ASSIGNMENT> Restate the data below word for word, and let no image into your version.

Data records for software interfaces:
■ ■ ■ ■ ■
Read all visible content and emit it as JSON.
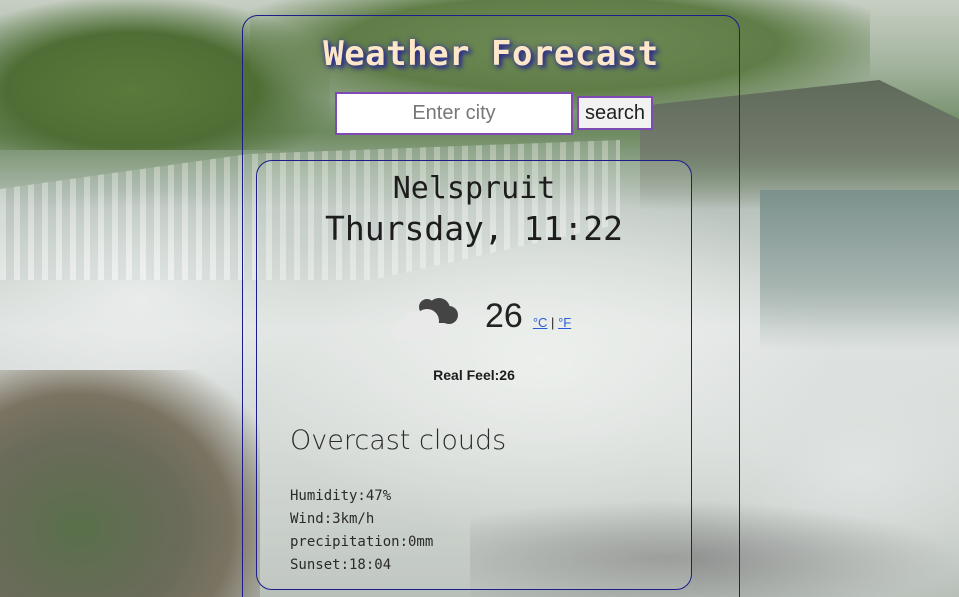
{
  "app": {
    "title": "Weather Forecast"
  },
  "search": {
    "placeholder": "Enter city",
    "value": "",
    "button_label": "search"
  },
  "current": {
    "city": "Nelspruit",
    "datetime": "Thursday, 11:22",
    "icon": "cloud-icon",
    "temperature": "26",
    "unit_celsius": "°C",
    "unit_separator": "|",
    "unit_fahrenheit": "°F",
    "real_feel": "Real Feel:26",
    "description": "Overcast clouds",
    "details": {
      "humidity": "Humidity:47%",
      "wind": "Wind:3km/h",
      "precipitation": "precipitation:0mm",
      "sunset": "Sunset:18:04"
    }
  },
  "colors": {
    "title": "#fde7c9",
    "title_shadow": "#2a2a8a",
    "frame_border": "#1c1c8a",
    "input_border": "#7d4bb3",
    "link": "#2a5bd7"
  }
}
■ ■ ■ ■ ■
EXERCISE RESPONSE>
Read all visible content and emit it as JSON.
{
  "app": {
    "title": "Weather Forecast"
  },
  "search": {
    "placeholder": "Enter city",
    "value": "",
    "button_label": "search"
  },
  "current": {
    "city": "Nelspruit",
    "datetime": "Thursday, 11:22",
    "icon": "cloud-icon",
    "temperature": "26",
    "unit_celsius": "°C",
    "unit_separator": "|",
    "unit_fahrenheit": "°F",
    "real_feel": "Real Feel:26",
    "description": "Overcast clouds",
    "details": {
      "humidity": "Humidity:47%",
      "wind": "Wind:3km/h",
      "precipitation": "precipitation:0mm",
      "sunset": "Sunset:18:04"
    }
  },
  "colors": {
    "title": "#fde7c9",
    "title_shadow": "#2a2a8a",
    "frame_border": "#1c1c8a",
    "input_border": "#7d4bb3",
    "link": "#2a5bd7"
  }
}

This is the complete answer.